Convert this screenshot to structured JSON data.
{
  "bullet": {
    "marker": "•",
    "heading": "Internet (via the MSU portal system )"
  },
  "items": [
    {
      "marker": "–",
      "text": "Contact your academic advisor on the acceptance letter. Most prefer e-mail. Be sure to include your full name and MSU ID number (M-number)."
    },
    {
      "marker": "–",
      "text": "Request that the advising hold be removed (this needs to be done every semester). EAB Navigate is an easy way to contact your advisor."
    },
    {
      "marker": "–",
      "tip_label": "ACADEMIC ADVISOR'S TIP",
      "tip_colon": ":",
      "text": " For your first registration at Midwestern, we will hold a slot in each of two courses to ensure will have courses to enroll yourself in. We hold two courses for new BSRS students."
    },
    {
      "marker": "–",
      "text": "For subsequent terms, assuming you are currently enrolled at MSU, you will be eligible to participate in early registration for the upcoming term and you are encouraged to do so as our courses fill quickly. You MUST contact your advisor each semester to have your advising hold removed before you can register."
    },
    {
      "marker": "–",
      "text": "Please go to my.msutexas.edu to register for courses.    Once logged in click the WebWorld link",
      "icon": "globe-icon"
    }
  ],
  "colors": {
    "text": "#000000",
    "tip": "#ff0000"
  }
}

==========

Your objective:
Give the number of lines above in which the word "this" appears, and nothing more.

Output below:
2